- Use a humidifier to add moisture to the air.
- If you have access to a steamroller pipe or sauna, use it.
If you do not have a steamroller pipe or sauna, you can set up your own inhalation system at home. Bring half a pot of water to the boil. Then remove from the heat and add a few drops of decongesting or antimicrobial herbs (eucalyptus, thyme, peppermint or rosemary), or use a good quality premixed essential oil such as Olbas or A.Vogel’s Po-Ho or Tibb Inhaler Capsules. Close your eyes and cover your head with a towel and inhale deeply through your mouth and nose.
Drinking plenty of water and some herbal teas will not only soothe your sore throat, but could actually remedy it.
An all-time favourite is a ginger, cinnamon and lemon tea comprising:
- 1 tsp grated ginger
- 1 cinnamon stick
- 2 teaspoons of grated organic lemon peel
- ½ cup of water
Combine the above ingredients in a small pot and simmer for 15 minutes. Add three tablespoons of this liquid to a cup of warm water and sip slowly. Save the rest for additional cups of tea later in the day. Adding a tablespoon of honey can also help soothe the throat.
Some herbs for sore throats include sage, thyme and slippery elm.
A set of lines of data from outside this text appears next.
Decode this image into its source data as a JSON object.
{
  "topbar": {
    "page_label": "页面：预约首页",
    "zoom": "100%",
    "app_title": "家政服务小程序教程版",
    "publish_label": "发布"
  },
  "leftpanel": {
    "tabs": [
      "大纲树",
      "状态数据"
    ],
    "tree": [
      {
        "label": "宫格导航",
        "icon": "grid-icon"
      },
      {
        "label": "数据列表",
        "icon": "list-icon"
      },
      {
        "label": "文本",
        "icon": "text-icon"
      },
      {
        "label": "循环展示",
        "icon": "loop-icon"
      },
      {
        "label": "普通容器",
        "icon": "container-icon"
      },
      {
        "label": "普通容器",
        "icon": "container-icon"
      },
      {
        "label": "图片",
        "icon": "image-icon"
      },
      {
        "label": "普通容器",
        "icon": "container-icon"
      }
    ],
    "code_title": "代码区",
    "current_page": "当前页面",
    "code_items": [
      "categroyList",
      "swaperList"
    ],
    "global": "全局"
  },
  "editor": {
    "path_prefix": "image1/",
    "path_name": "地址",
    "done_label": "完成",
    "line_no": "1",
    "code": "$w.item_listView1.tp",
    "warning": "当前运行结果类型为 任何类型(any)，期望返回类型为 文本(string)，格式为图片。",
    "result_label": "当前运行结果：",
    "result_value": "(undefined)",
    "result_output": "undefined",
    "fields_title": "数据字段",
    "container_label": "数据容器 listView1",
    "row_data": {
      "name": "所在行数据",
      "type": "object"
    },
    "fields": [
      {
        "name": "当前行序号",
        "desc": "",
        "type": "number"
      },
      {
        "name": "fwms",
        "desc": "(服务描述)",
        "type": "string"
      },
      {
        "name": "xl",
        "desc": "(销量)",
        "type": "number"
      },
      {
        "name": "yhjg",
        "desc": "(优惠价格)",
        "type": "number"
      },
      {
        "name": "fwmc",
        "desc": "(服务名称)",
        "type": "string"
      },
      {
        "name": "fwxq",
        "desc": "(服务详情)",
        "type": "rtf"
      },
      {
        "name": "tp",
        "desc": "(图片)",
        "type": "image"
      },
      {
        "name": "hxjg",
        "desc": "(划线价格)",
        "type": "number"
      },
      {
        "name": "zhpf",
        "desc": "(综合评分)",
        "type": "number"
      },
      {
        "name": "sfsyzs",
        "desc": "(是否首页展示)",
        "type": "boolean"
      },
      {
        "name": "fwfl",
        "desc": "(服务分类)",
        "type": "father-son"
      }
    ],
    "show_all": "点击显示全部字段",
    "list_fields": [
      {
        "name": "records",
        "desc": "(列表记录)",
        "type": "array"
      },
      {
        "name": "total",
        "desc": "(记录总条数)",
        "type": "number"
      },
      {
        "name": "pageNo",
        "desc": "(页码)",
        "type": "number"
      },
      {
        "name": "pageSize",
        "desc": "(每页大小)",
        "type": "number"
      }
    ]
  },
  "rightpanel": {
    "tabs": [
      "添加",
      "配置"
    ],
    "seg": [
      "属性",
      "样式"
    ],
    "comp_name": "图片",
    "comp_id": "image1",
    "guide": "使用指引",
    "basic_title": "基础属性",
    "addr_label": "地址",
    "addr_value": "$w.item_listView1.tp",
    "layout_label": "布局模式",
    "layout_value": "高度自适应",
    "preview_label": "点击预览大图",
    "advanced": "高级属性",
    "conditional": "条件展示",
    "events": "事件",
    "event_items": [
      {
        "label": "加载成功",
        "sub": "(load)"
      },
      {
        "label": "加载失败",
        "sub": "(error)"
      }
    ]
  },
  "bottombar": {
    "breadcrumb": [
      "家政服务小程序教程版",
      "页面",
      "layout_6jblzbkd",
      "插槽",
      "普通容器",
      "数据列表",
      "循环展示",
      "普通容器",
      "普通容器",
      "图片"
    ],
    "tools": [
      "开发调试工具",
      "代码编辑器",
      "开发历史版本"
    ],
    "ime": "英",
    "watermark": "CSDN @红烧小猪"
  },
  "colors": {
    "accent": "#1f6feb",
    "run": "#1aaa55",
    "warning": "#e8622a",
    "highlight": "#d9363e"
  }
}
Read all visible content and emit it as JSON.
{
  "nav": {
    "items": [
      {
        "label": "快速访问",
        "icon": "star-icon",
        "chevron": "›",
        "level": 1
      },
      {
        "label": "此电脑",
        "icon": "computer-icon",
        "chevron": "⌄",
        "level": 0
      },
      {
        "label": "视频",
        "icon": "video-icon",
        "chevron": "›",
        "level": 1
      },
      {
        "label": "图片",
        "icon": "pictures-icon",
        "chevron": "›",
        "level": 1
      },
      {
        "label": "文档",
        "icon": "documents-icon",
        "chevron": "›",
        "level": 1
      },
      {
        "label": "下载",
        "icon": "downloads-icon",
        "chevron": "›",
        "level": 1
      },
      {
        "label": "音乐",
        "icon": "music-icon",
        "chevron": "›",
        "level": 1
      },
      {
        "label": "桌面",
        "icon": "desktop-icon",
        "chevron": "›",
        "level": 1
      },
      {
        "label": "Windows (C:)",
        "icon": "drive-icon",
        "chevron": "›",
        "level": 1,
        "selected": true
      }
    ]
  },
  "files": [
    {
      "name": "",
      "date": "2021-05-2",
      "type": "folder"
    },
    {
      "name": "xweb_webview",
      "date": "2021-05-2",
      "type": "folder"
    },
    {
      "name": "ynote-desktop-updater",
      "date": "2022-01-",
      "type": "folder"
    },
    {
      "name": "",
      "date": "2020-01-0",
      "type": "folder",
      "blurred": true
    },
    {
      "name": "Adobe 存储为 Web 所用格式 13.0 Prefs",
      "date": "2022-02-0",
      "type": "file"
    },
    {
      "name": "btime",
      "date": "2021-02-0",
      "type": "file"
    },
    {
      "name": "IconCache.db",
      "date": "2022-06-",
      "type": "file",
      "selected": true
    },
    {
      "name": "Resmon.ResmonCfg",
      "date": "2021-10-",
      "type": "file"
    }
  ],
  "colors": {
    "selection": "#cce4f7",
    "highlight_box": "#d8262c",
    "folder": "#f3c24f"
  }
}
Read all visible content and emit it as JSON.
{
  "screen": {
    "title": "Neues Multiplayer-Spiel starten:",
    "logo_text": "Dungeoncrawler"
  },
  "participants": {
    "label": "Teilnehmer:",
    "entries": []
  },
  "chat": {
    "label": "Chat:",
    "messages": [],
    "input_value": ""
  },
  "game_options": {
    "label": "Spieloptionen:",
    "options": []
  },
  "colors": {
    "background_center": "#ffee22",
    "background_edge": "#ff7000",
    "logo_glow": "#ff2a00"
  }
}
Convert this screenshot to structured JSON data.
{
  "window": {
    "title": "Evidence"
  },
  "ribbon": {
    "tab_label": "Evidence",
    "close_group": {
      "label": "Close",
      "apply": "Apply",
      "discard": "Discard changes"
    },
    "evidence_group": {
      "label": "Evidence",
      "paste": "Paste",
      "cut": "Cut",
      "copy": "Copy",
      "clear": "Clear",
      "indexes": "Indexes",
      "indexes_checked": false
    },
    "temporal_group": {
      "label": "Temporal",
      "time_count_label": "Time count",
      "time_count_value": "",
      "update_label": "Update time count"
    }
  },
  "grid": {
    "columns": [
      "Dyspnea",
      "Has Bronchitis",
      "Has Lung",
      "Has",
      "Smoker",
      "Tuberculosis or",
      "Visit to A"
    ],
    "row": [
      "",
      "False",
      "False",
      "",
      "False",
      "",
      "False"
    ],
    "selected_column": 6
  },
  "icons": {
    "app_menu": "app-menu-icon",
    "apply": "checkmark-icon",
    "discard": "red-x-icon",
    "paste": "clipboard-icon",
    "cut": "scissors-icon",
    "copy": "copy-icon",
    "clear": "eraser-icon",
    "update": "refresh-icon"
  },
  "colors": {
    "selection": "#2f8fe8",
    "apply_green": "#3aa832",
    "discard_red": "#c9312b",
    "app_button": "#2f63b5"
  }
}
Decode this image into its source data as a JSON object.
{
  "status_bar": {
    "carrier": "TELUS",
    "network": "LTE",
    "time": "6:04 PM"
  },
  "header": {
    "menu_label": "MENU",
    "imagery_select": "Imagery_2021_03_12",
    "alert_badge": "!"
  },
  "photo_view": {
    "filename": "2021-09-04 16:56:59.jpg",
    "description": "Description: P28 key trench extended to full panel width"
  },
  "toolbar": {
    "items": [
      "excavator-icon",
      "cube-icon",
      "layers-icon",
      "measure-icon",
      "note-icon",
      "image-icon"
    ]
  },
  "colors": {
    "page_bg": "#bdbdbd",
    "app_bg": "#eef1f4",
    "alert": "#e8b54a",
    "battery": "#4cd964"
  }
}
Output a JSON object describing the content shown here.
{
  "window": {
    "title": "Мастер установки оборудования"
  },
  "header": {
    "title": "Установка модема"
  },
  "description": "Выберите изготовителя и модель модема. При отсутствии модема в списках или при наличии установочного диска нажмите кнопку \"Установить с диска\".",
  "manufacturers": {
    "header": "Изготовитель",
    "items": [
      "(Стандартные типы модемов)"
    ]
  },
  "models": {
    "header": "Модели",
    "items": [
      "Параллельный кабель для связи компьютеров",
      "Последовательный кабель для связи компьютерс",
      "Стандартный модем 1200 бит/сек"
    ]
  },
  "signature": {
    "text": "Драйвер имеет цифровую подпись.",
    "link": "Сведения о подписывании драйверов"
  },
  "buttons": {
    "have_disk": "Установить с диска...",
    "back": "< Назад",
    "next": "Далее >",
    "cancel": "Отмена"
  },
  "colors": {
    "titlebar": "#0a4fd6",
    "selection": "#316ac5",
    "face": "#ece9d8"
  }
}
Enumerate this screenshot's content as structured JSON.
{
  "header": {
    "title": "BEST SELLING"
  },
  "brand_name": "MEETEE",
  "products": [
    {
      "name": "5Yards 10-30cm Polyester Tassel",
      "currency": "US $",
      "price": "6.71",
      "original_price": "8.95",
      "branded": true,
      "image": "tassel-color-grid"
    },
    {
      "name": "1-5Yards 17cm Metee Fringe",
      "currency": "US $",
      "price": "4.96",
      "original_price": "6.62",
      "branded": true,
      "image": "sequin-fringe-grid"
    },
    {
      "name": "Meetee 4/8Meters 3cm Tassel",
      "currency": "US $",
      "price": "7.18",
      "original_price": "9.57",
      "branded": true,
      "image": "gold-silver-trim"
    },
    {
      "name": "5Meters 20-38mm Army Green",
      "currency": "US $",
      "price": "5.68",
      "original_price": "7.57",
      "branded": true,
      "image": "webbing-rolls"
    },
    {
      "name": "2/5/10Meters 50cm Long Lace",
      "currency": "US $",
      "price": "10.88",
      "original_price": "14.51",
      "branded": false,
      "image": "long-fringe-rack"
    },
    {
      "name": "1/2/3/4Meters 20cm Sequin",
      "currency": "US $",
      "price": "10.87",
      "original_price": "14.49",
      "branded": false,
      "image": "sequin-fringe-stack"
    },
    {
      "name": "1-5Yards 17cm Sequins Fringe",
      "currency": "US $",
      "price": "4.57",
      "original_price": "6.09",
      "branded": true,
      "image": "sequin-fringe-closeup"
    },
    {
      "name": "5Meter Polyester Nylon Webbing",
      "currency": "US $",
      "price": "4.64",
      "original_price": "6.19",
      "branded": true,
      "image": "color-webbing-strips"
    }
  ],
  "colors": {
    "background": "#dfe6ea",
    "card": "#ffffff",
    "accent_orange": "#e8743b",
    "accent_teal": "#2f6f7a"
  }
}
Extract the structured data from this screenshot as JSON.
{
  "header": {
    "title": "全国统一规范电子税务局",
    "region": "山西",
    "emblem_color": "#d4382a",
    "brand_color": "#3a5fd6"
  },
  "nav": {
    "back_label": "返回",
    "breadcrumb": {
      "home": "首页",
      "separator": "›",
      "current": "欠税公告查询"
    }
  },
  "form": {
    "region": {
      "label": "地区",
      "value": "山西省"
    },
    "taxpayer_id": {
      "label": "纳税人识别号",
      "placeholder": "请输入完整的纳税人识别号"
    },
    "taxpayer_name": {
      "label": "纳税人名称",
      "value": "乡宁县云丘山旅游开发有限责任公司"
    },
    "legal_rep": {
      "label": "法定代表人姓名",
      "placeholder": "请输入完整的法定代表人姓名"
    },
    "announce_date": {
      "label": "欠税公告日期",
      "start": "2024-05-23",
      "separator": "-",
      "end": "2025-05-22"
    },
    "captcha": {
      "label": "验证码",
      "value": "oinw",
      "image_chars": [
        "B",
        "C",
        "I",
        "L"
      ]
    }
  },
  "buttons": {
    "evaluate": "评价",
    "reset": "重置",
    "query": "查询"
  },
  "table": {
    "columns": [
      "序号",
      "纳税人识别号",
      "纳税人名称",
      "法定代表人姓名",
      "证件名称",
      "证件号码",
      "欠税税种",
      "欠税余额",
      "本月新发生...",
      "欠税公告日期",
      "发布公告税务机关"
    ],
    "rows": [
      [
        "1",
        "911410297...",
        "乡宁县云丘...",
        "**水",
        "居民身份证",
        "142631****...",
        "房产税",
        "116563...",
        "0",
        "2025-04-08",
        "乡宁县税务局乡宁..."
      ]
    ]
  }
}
Make a herbal tea from any of these herbs by steeping two teaspoons of leaves (dry or fresh) in a cup of boiling water.
Interesting note: When water is added to slippery elm, a substance called mucilage becomes gel-like and coats and soothes sore throats.